● **Try it**:
Print the full listing once more, exactly as given.

==========

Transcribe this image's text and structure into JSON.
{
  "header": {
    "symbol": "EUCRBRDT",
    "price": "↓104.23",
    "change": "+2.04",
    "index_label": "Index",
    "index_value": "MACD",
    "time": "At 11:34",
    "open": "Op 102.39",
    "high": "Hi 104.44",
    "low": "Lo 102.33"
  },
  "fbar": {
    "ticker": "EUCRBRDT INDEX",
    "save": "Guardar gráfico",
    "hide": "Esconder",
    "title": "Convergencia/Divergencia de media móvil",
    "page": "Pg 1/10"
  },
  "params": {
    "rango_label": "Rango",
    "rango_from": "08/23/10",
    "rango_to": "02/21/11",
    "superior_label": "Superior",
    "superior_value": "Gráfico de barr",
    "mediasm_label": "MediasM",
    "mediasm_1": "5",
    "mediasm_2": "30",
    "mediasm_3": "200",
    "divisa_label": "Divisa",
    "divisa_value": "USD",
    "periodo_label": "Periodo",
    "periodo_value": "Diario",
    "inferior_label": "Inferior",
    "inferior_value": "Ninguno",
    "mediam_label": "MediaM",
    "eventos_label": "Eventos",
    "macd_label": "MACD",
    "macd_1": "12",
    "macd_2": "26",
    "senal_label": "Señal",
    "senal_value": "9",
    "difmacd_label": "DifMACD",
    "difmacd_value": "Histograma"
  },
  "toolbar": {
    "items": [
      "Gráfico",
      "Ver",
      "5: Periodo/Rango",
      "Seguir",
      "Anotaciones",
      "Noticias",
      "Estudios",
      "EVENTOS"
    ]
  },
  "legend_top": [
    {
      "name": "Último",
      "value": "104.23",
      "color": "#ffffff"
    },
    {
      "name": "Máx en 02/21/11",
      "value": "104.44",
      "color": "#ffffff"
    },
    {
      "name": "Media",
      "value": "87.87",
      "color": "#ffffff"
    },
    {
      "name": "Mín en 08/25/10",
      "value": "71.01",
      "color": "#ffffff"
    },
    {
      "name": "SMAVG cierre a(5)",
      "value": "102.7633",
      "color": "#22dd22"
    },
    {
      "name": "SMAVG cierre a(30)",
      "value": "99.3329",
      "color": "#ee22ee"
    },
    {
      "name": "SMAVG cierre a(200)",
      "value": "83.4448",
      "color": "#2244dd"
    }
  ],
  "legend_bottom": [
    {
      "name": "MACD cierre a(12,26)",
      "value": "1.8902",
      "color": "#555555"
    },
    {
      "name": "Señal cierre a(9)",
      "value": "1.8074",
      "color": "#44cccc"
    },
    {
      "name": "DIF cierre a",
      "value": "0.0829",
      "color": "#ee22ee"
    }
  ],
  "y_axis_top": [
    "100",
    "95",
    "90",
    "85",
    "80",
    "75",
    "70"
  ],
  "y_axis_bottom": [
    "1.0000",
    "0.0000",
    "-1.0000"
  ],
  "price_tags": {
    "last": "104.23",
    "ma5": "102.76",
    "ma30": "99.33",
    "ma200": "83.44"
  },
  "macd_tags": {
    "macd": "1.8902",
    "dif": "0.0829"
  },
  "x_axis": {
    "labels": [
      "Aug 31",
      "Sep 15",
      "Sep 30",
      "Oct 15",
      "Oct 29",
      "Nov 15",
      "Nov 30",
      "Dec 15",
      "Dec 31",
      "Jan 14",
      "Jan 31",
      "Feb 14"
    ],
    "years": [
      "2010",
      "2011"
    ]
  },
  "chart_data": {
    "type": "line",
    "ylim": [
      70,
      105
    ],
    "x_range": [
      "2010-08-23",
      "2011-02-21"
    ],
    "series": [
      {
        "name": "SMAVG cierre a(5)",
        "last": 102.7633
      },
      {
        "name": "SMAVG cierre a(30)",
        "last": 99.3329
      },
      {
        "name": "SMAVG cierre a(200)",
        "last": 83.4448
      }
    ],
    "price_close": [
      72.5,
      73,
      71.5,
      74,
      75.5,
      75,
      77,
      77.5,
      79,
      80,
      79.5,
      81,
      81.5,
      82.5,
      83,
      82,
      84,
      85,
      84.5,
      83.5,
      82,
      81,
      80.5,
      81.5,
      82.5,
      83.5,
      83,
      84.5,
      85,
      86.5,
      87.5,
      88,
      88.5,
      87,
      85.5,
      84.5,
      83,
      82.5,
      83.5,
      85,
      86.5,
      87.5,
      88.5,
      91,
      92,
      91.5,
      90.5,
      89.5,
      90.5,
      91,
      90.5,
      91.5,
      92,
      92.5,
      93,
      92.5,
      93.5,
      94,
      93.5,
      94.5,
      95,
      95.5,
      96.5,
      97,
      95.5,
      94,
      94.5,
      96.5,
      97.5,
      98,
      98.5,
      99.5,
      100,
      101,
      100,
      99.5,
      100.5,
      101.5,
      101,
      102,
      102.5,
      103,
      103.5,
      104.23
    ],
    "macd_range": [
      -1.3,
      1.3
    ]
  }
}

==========

● **Your response**:
Transcribe this image's text and structure into JSON.
{
  "header": {
    "symbol": "EUCRBRDT",
    "price": "↓104.23",
    "change": "+2.04",
    "index_label": "Index",
    "index_value": "MACD",
    "time": "At 11:34",
    "open": "Op 102.39",
    "high": "Hi 104.44",
    "low": "Lo 102.33"
  },
  "fbar": {
    "ticker": "EUCRBRDT INDEX",
    "save": "Guardar gráfico",
    "hide": "Esconder",
    "title": "Convergencia/Divergencia de media móvil",
    "page": "Pg 1/10"
  },
  "params": {
    "rango_label": "Rango",
    "rango_from": "08/23/10",
    "rango_to": "02/21/11",
    "superior_label": "Superior",
    "superior_value": "Gráfico de barr",
    "mediasm_label": "MediasM",
    "mediasm_1": "5",
    "mediasm_2": "30",
    "mediasm_3": "200",
    "divisa_label": "Divisa",
    "divisa_value": "USD",
    "periodo_label": "Periodo",
    "periodo_value": "Diario",
    "inferior_label": "Inferior",
    "inferior_value": "Ninguno",
    "mediam_label": "MediaM",
    "eventos_label": "Eventos",
    "macd_label": "MACD",
    "macd_1": "12",
    "macd_2": "26",
    "senal_label": "Señal",
    "senal_value": "9",
    "difmacd_label": "DifMACD",
    "difmacd_value": "Histograma"
  },
  "toolbar": {
    "items": [
      "Gráfico",
      "Ver",
      "5: Periodo/Rango",
      "Seguir",
      "Anotaciones",
      "Noticias",
      "Estudios",
      "EVENTOS"
    ]
  },
  "legend_top": [
    {
      "name": "Último",
      "value": "104.23",
      "color": "#ffffff"
    },
    {
      "name": "Máx en 02/21/11",
      "value": "104.44",
      "color": "#ffffff"
    },
    {
      "name": "Media",
      "value": "87.87",
      "color": "#ffffff"
    },
    {
      "name": "Mín en 08/25/10",
      "value": "71.01",
      "color": "#ffffff"
    },
    {
      "name": "SMAVG cierre a(5)",
      "value": "102.7633",
      "color": "#22dd22"
    },
    {
      "name": "SMAVG cierre a(30)",
      "value": "99.3329",
      "color": "#ee22ee"
    },
    {
      "name": "SMAVG cierre a(200)",
      "value": "83.4448",
      "color": "#2244dd"
    }
  ],
  "legend_bottom": [
    {
      "name": "MACD cierre a(12,26)",
      "value": "1.8902",
      "color": "#555555"
    },
    {
      "name": "Señal cierre a(9)",
      "value": "1.8074",
      "color": "#44cccc"
    },
    {
      "name": "DIF cierre a",
      "value": "0.0829",
      "color": "#ee22ee"
    }
  ],
  "y_axis_top": [
    "100",
    "95",
    "90",
    "85",
    "80",
    "75",
    "70"
  ],
  "y_axis_bottom": [
    "1.0000",
    "0.0000",
    "-1.0000"
  ],
  "price_tags": {
    "last": "104.23",
    "ma5": "102.76",
    "ma30": "99.33",
    "ma200": "83.44"
  },
  "macd_tags": {
    "macd": "1.8902",
    "dif": "0.0829"
  },
  "x_axis": {
    "labels": [
      "Aug 31",
      "Sep 15",
      "Sep 30",
      "Oct 15",
      "Oct 29",
      "Nov 15",
      "Nov 30",
      "Dec 15",
      "Dec 31",
      "Jan 14",
      "Jan 31",
      "Feb 14"
    ],
    "years": [
      "2010",
      "2011"
    ]
  },
  "chart_data": {
    "type": "line",
    "ylim": [
      70,
      105
    ],
    "x_range": [
      "2010-08-23",
      "2011-02-21"
    ],
    "series": [
      {
        "name": "SMAVG cierre a(5)",
        "last": 102.7633
      },
      {
        "name": "SMAVG cierre a(30)",
        "last": 99.3329
      },
      {
        "name": "SMAVG cierre a(200)",
        "last": 83.4448
      }
    ],
    "price_close": [
      72.5,
      73,
      71.5,
      74,
      75.5,
      75,
      77,
      77.5,
      79,
      80,
      79.5,
      81,
      81.5,
      82.5,
      83,
      82,
      84,
      85,
      84.5,
      83.5,
      82,
      81,
      80.5,
      81.5,
      82.5,
      83.5,
      83,
      84.5,
      85,
      86.5,
      87.5,
      88,
      88.5,
      87,
      85.5,
      84.5,
      83,
      82.5,
      83.5,
      85,
      86.5,
      87.5,
      88.5,
      91,
      92,
      91.5,
      90.5,
      89.5,
      90.5,
      91,
      90.5,
      91.5,
      92,
      92.5,
      93,
      92.5,
      93.5,
      94,
      93.5,
      94.5,
      95,
      95.5,
      96.5,
      97,
      95.5,
      94,
      94.5,
      96.5,
      97.5,
      98,
      98.5,
      99.5,
      100,
      101,
      100,
      99.5,
      100.5,
      101.5,
      101,
      102,
      102.5,
      103,
      103.5,
      104.23
    ],
    "macd_range": [
      -1.3,
      1.3
    ]
  }
}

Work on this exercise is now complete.